WHAT TO PRODUCE → Make an exact copy of all the records, one that contains none of the pictures.

Page and application data records:
== Segment start ==
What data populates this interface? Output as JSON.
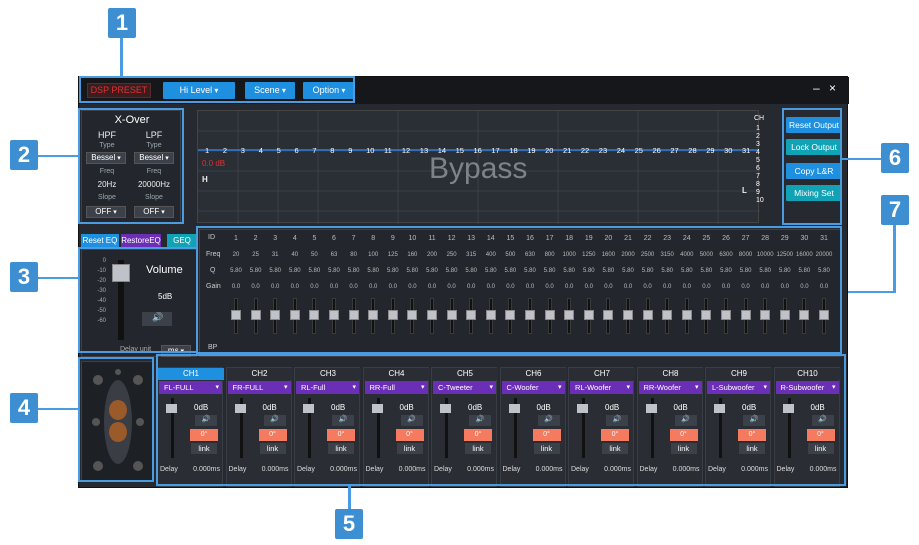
{
  "topbar": {
    "brand": "DSP PRESET",
    "menus": [
      "Hi Level",
      "Scene",
      "Option"
    ],
    "minimize": "–",
    "close": "×"
  },
  "xover": {
    "title": "X-Over",
    "hpf": "HPF",
    "lpf": "LPF",
    "type_label": "Type",
    "freq_label": "Freq",
    "slope_label": "Slope",
    "hpf_type": "Bessel",
    "lpf_type": "Bessel",
    "hpf_freq": "20Hz",
    "lpf_freq": "20000Hz",
    "hpf_slope": "OFF",
    "lpf_slope": "OFF"
  },
  "graph": {
    "bypass": "Bypass",
    "db_value": "0.0 dB",
    "h": "H",
    "l": "L",
    "band_numbers": [
      "1",
      "2",
      "3",
      "4",
      "5",
      "6",
      "7",
      "8",
      "9",
      "10",
      "11",
      "12",
      "13",
      "14",
      "15",
      "16",
      "17",
      "18",
      "19",
      "20",
      "21",
      "22",
      "23",
      "24",
      "25",
      "26",
      "27",
      "28",
      "29",
      "30",
      "31"
    ],
    "ch_label": "CH",
    "ch_numbers": [
      "1",
      "2",
      "3",
      "4",
      "5",
      "6",
      "7",
      "8",
      "9",
      "10"
    ]
  },
  "side_buttons": [
    "Reset Output",
    "Lock Output",
    "Copy L&R",
    "Mixing Set"
  ],
  "eq_tabs": [
    "Reset EQ",
    "RestoreEQ",
    "GEQ"
  ],
  "volume": {
    "label": "Volume",
    "db": "5dB",
    "delay_unit": "Delay unit",
    "unit": "ms",
    "scale": [
      "0",
      "-10",
      "-20",
      "-30",
      "-40",
      "-50",
      "-60"
    ]
  },
  "geq": {
    "row_labels": {
      "id": "ID",
      "freq": "Freq",
      "q": "Q",
      "gain": "Gain",
      "bp": "BP"
    },
    "freqs": [
      "20",
      "25",
      "31",
      "40",
      "50",
      "63",
      "80",
      "100",
      "125",
      "160",
      "200",
      "250",
      "315",
      "400",
      "500",
      "630",
      "800",
      "1000",
      "1250",
      "1600",
      "2000",
      "2500",
      "3150",
      "4000",
      "5000",
      "6300",
      "8000",
      "10000",
      "12500",
      "16000",
      "20000"
    ],
    "q": "5.80",
    "gain": "0.0"
  },
  "channels": [
    {
      "name": "CH1",
      "sel": "FL-FULL"
    },
    {
      "name": "CH2",
      "sel": "FR-FULL"
    },
    {
      "name": "CH3",
      "sel": "RL-Full"
    },
    {
      "name": "CH4",
      "sel": "RR-Full"
    },
    {
      "name": "CH5",
      "sel": "C-Tweeter"
    },
    {
      "name": "CH6",
      "sel": "C-Woofer"
    },
    {
      "name": "CH7",
      "sel": "RL-Woofer"
    },
    {
      "name": "CH8",
      "sel": "RR-Woofer"
    },
    {
      "name": "CH9",
      "sel": "L-Subwoofer"
    },
    {
      "name": "CH10",
      "sel": "R-Subwoofer"
    }
  ],
  "channel_common": {
    "db": "0dB",
    "phase": "0°",
    "link": "link",
    "delay": "Delay",
    "ms": "0.000ms"
  },
  "callouts": [
    "1",
    "2",
    "3",
    "4",
    "5",
    "6",
    "7"
  ],
  "colors": {
    "accent": "#1f8fe0",
    "purple": "#6b2eb7",
    "teal": "#11a3b5",
    "phase": "#f47a60",
    "callout": "#3d8fd1"
  }
}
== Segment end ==
COMPLETED TASK →
What data populates this interface? Output as JSON.
{
  "topbar": {
    "brand": "DSP PRESET",
    "menus": [
      "Hi Level",
      "Scene",
      "Option"
    ],
    "minimize": "–",
    "close": "×"
  },
  "xover": {
    "title": "X-Over",
    "hpf": "HPF",
    "lpf": "LPF",
    "type_label": "Type",
    "freq_label": "Freq",
    "slope_label": "Slope",
    "hpf_type": "Bessel",
    "lpf_type": "Bessel",
    "hpf_freq": "20Hz",
    "lpf_freq": "20000Hz",
    "hpf_slope": "OFF",
    "lpf_slope": "OFF"
  },
  "graph": {
    "bypass": "Bypass",
    "db_value": "0.0 dB",
    "h": "H",
    "l": "L",
    "band_numbers": [
      "1",
      "2",
      "3",
      "4",
      "5",
      "6",
      "7",
      "8",
      "9",
      "10",
      "11",
      "12",
      "13",
      "14",
      "15",
      "16",
      "17",
      "18",
      "19",
      "20",
      "21",
      "22",
      "23",
      "24",
      "25",
      "26",
      "27",
      "28",
      "29",
      "30",
      "31"
    ],
    "ch_label": "CH",
    "ch_numbers": [
      "1",
      "2",
      "3",
      "4",
      "5",
      "6",
      "7",
      "8",
      "9",
      "10"
    ]
  },
  "side_buttons": [
    "Reset Output",
    "Lock Output",
    "Copy L&R",
    "Mixing Set"
  ],
  "eq_tabs": [
    "Reset EQ",
    "RestoreEQ",
    "GEQ"
  ],
  "volume": {
    "label": "Volume",
    "db": "5dB",
    "delay_unit": "Delay unit",
    "unit": "ms",
    "scale": [
      "0",
      "-10",
      "-20",
      "-30",
      "-40",
      "-50",
      "-60"
    ]
  },
  "geq": {
    "row_labels": {
      "id": "ID",
      "freq": "Freq",
      "q": "Q",
      "gain": "Gain",
      "bp": "BP"
    },
    "freqs": [
      "20",
      "25",
      "31",
      "40",
      "50",
      "63",
      "80",
      "100",
      "125",
      "160",
      "200",
      "250",
      "315",
      "400",
      "500",
      "630",
      "800",
      "1000",
      "1250",
      "1600",
      "2000",
      "2500",
      "3150",
      "4000",
      "5000",
      "6300",
      "8000",
      "10000",
      "12500",
      "16000",
      "20000"
    ],
    "q": "5.80",
    "gain": "0.0"
  },
  "channels": [
    {
      "name": "CH1",
      "sel": "FL-FULL"
    },
    {
      "name": "CH2",
      "sel": "FR-FULL"
    },
    {
      "name": "CH3",
      "sel": "RL-Full"
    },
    {
      "name": "CH4",
      "sel": "RR-Full"
    },
    {
      "name": "CH5",
      "sel": "C-Tweeter"
    },
    {
      "name": "CH6",
      "sel": "C-Woofer"
    },
    {
      "name": "CH7",
      "sel": "RL-Woofer"
    },
    {
      "name": "CH8",
      "sel": "RR-Woofer"
    },
    {
      "name": "CH9",
      "sel": "L-Subwoofer"
    },
    {
      "name": "CH10",
      "sel": "R-Subwoofer"
    }
  ],
  "channel_common": {
    "db": "0dB",
    "phase": "0°",
    "link": "link",
    "delay": "Delay",
    "ms": "0.000ms"
  },
  "callouts": [
    "1",
    "2",
    "3",
    "4",
    "5",
    "6",
    "7"
  ],
  "colors": {
    "accent": "#1f8fe0",
    "purple": "#6b2eb7",
    "teal": "#11a3b5",
    "phase": "#f47a60",
    "callout": "#3d8fd1"
  }
}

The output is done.